Friday, August 29, 2014

POST #54: WE AIM TO PLEASE: (why can’t a woman paint more like a man?)

Last weekend’s NYT had a six page article in Style magazine about Marlene Dumas, a highly successful (her paintings sell for multiple millions) South African artist who now lives in Amsterdam. Although I don’t particularly like her work, I have to say, she paints “like a man,” meaning she doesn’t try to please. Her work has a “Falstaffian vitalism” (Times quote from Samuel Johnson) rarely seen in women artists. She almost goes out of her way to be unpleasant.

I started thinking about this topic a few weeks ago when I attended an art exhibit in Westchester County, mostly work by highly capable women artists. It struck me how afraid they were to be tough, how much they wanted “to please.” Whether the work was abstract, realistic or in-between, there was a deliberate effort not to offend anyone, to use nice colors, inoffensive themes. I assure you, Marlene Dumas doesn’t worry about being likeable. As far as I was concerned, the exhibitors were a bunch of competent “Lady Painters,” the kiss of death for an artist. As ‘enry ‘iggins would say: “Why can’t a woman paint more like a man? “As long as she tries to be inoffensive, she never will. (of course, you could argue that she should “be herself,” feminine sweetness and all),

Obviously, it goes back to gender differences in the way we bring up children, although these expectations are changing so rapidly that in a few years, if not already, what I have to say will no longer hold true.  We still expect girls to be nice, pretty and popular; we expect our boys to be tough, aggressive, achievers. Women wear lipstick, get their breasts enhanced; men (mostly) don’t. Why not? And of course it reflects in the kind of art women produce and why they are not as successful as men in what is still a mans’ art world. We no longer have Gorilla Girls protesting for equality for women artists, but we still have gender differences that no amount of protesting will erase. Women can’t get rid of a life-long habit of pleasing others that does not go away when they decide to become artists.

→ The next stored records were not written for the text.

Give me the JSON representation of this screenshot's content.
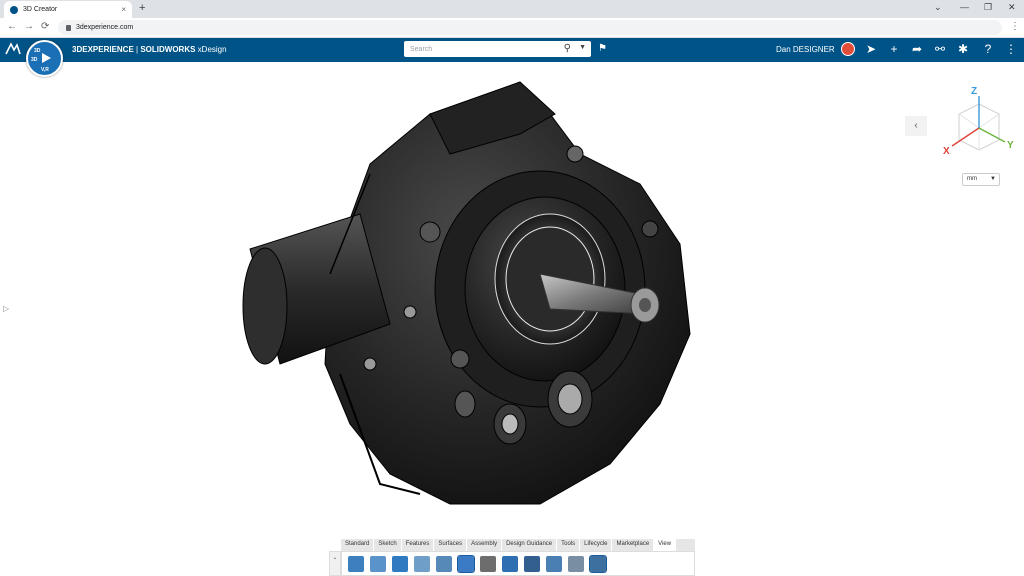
{
  "browser": {
    "tab_title": "3D Creator",
    "tab_close": "×",
    "new_tab": "+",
    "url": "3dexperience.com",
    "win_min": "⌄",
    "win_min2": "—",
    "win_restore": "❐",
    "win_close": "✕",
    "menu": "⋮",
    "back": "←",
    "forward": "→",
    "reload": "⟳"
  },
  "app": {
    "brand_bold": "3DEXPERIENCE",
    "brand_sep": " | ",
    "brand_product": "SOLIDWORKS",
    "brand_suffix": " xDesign",
    "compass_labels": {
      "top": "3D",
      "left": "3D",
      "bottom": "V,R"
    },
    "search_placeholder": "Search",
    "user_name": "Dan DESIGNER"
  },
  "viewport": {
    "unit": "mm",
    "triad": {
      "z": "Z",
      "x": "X",
      "y": "Y"
    }
  },
  "command_bar": {
    "tabs": [
      "Standard",
      "Sketch",
      "Features",
      "Surfaces",
      "Assembly",
      "Design Guidance",
      "Tools",
      "Lifecycle",
      "Marketplace",
      "View"
    ],
    "active_tab": "View"
  },
  "colors": {
    "app_bar": "#005386",
    "compass": "#1b6fb5",
    "avatar": "#e04e39"
  }
}
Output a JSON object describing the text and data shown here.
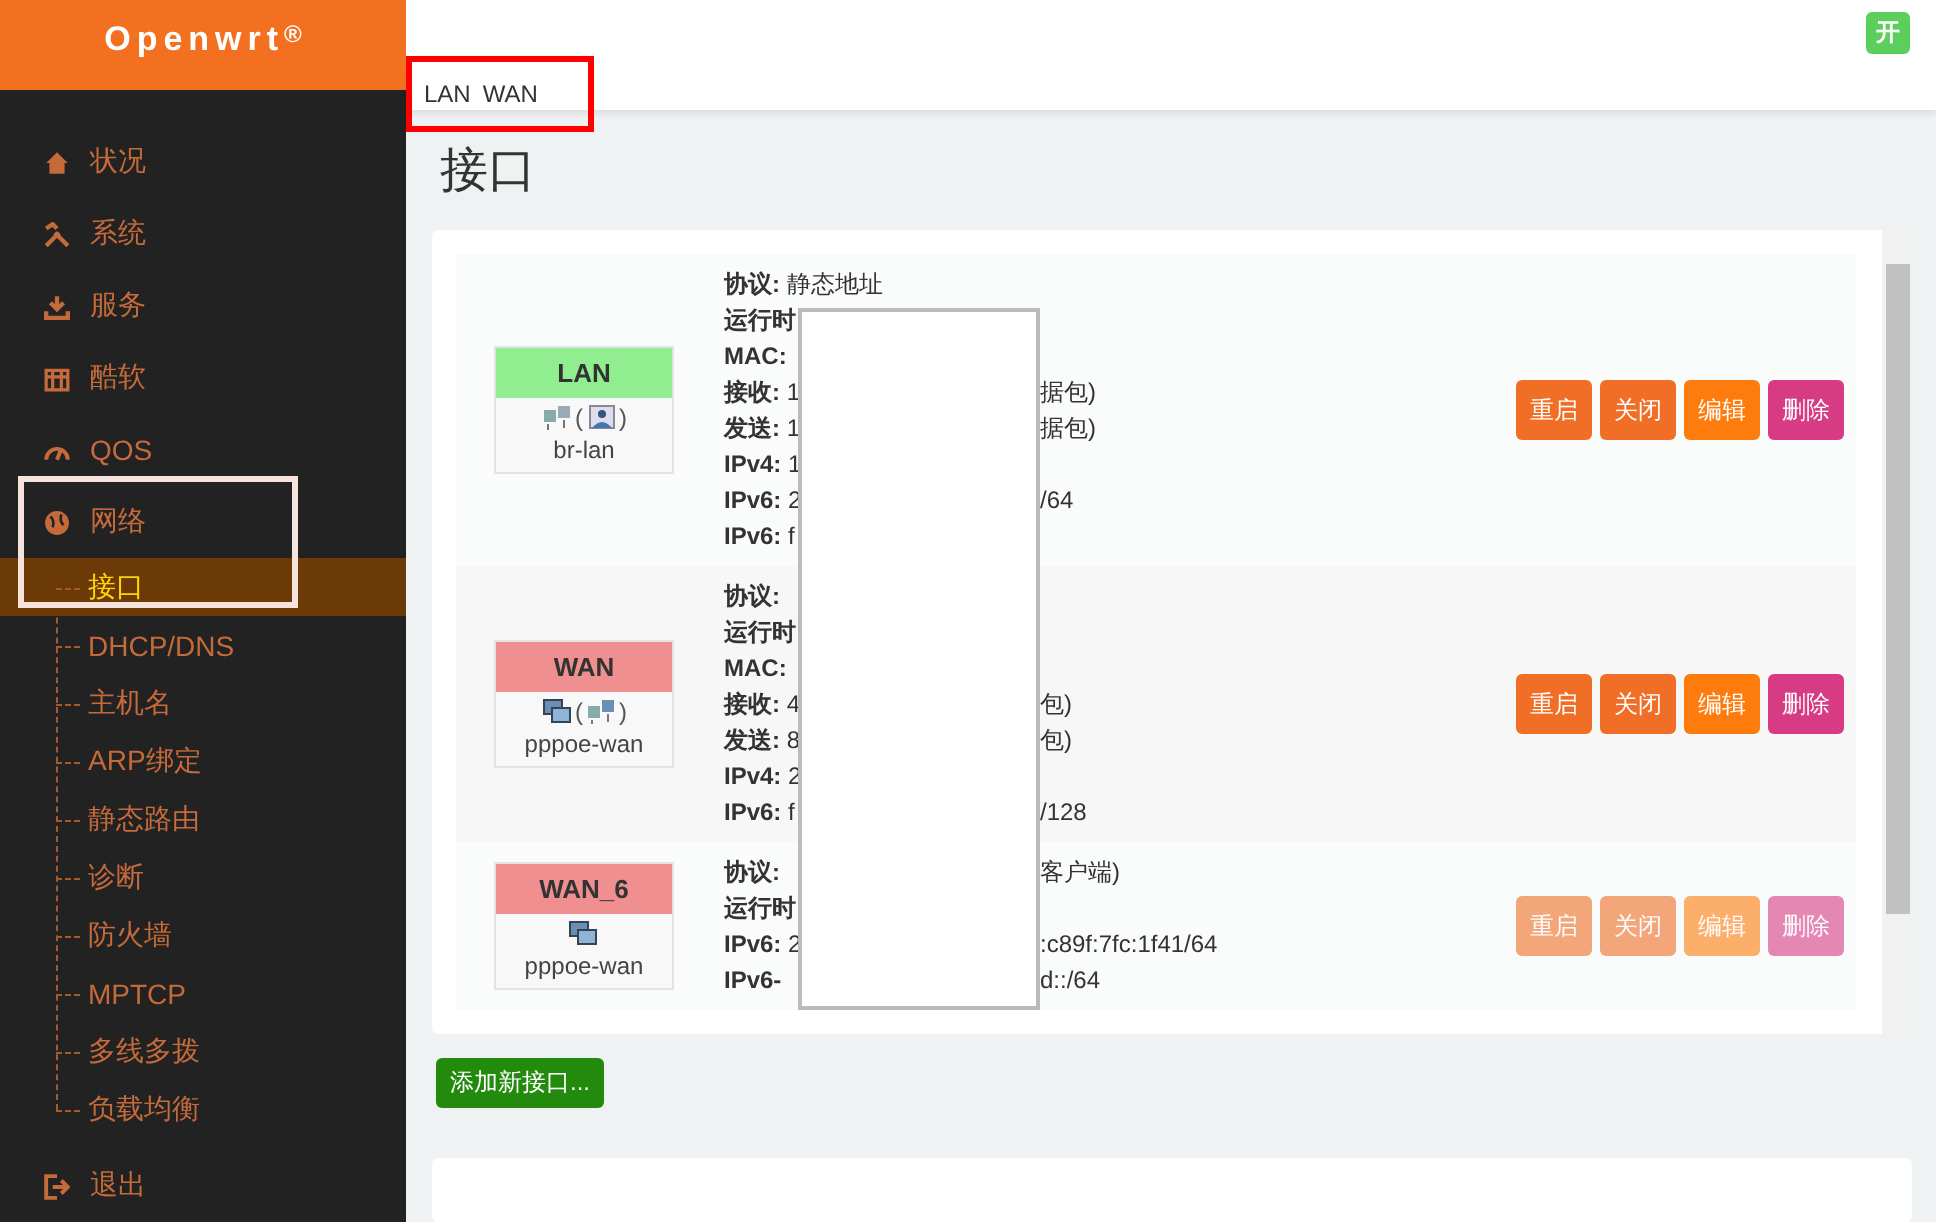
{
  "brand": {
    "name": "Openwrt",
    "mark": "®"
  },
  "sidebar": {
    "items": [
      {
        "label": "状况"
      },
      {
        "label": "系统"
      },
      {
        "label": "服务"
      },
      {
        "label": "酷软"
      },
      {
        "label": "QOS"
      },
      {
        "label": "网络",
        "children": [
          {
            "label": "接口",
            "selected": true
          },
          {
            "label": "DHCP/DNS",
            "selected": false
          },
          {
            "label": "主机名",
            "selected": false
          },
          {
            "label": "ARP绑定",
            "selected": false
          },
          {
            "label": "静态路由",
            "selected": false
          },
          {
            "label": "诊断",
            "selected": false
          },
          {
            "label": "防火墙",
            "selected": false
          },
          {
            "label": "MPTCP",
            "selected": false
          },
          {
            "label": "多线多拨",
            "selected": false
          },
          {
            "label": "负载均衡",
            "selected": false
          }
        ]
      },
      {
        "label": "退出"
      }
    ]
  },
  "header": {
    "badge": "开"
  },
  "breadcrumb": [
    "LAN",
    "WAN"
  ],
  "page_title": "接口",
  "interfaces": [
    {
      "name": "LAN",
      "up": true,
      "paren_open": "(",
      "paren_close": ")",
      "device": "br-lan",
      "buttons_disabled": false,
      "lines": [
        {
          "kind": "full",
          "label": "协议:",
          "value": "静态地址"
        },
        {
          "kind": "split",
          "label": "运行时"
        },
        {
          "kind": "split",
          "label": "MAC:"
        },
        {
          "kind": "split",
          "label": "接收:",
          "value": "1",
          "tail": "据包)"
        },
        {
          "kind": "split",
          "label": "发送:",
          "value": "1",
          "tail": "据包)"
        },
        {
          "kind": "split",
          "label": "IPv4:",
          "value": "1"
        },
        {
          "kind": "split",
          "label": "IPv6:",
          "value": "2",
          "tail": "/64"
        },
        {
          "kind": "split",
          "label": "IPv6:",
          "value": "f"
        }
      ],
      "buttons": [
        {
          "label": "重启",
          "kind": "restart"
        },
        {
          "label": "关闭",
          "kind": "stop"
        },
        {
          "label": "编辑",
          "kind": "edit"
        },
        {
          "label": "删除",
          "kind": "delete"
        }
      ]
    },
    {
      "name": "WAN",
      "up": false,
      "paren_open": "(",
      "paren_close": ")",
      "device": "pppoe-wan",
      "buttons_disabled": false,
      "lines": [
        {
          "kind": "split",
          "label": "协议:"
        },
        {
          "kind": "split",
          "label": "运行时"
        },
        {
          "kind": "split",
          "label": "MAC:"
        },
        {
          "kind": "split",
          "label": "接收:",
          "value": "4",
          "tail": "包)"
        },
        {
          "kind": "split",
          "label": "发送:",
          "value": "8",
          "tail": "包)"
        },
        {
          "kind": "split",
          "label": "IPv4:",
          "value": "2"
        },
        {
          "kind": "split",
          "label": "IPv6:",
          "value": "f",
          "tail": "/128"
        }
      ],
      "buttons": [
        {
          "label": "重启",
          "kind": "restart"
        },
        {
          "label": "关闭",
          "kind": "stop"
        },
        {
          "label": "编辑",
          "kind": "edit"
        },
        {
          "label": "删除",
          "kind": "delete"
        }
      ]
    },
    {
      "name": "WAN_6",
      "up": false,
      "device": "pppoe-wan",
      "buttons_disabled": true,
      "lines": [
        {
          "kind": "split",
          "label": "协议:",
          "tail": "客户端)"
        },
        {
          "kind": "split",
          "label": "运行时"
        },
        {
          "kind": "split",
          "label": "IPv6:",
          "value": "2",
          "tail": ":c89f:7fc:1f41/64"
        },
        {
          "kind": "split",
          "label": "IPv6-",
          "tail": "d::/64"
        }
      ],
      "buttons": [
        {
          "label": "重启",
          "kind": "restart"
        },
        {
          "label": "关闭",
          "kind": "stop"
        },
        {
          "label": "编辑",
          "kind": "edit"
        },
        {
          "label": "删除",
          "kind": "delete"
        }
      ]
    }
  ],
  "add_button": "添加新接口..."
}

The New York art world I grew up in was almost completely devoid of women, except as helpers to their male artist companions, (See Post # 5  “Why I Would Never Marry Another Artist.”) I had no female role models, at least none that I could accept. Unlike someone like Alice Neel (whom I admired as an artist), I wasn’t willing to live my life in a slum with a line of alcoholic lovers outside the door). However, in the sixties and seventies, with the advent of the Woman’s Movement, this all began to change and a whole host of remarkable women, especially sculptors like Nevelson, Benglis, Bontecue  appeared. They were tough, mostly thoroughly unlikable (aka “unfeminine”) as human beings , but they fought for equal recognition in the art world and, for the most part, did surprisingly well.

I recently heard a couple of people (two to be exact) comment about Judy Chicago in a derisive manner,  (she’s still around after all these years) about how aggressive she was, how unpleasant and such a “relentless self promoter.” All I could think of was Jeff Koons; he has Judy Chicago beat by light years, But then, he’s a man, he’s supposed to be that way; in a man, it’s admirable and leads to success. While one is not supposed to “blame the victim,” (all you women out there) you can’t be sweet and nice and be an artist. You have to be willing to kick butt, not be “liked.” Unfortunately, that’s not the way most of us were raised. That’s why we wear lipstick and “they” don’t. You can blame childhood over-socialization for that but what the hell, you lady painters out there, it’s time to throw off your chains; no more decorator art. Scare the hell out of the guys around you. Work BIG, be TOUGH!

1 comment:

  1. I guess I am in. I have always been a loose cannon and scared most everyone. Now my work is of the female body in all it's eccentric glory abstracted so I hope I can be a member of your club. Florence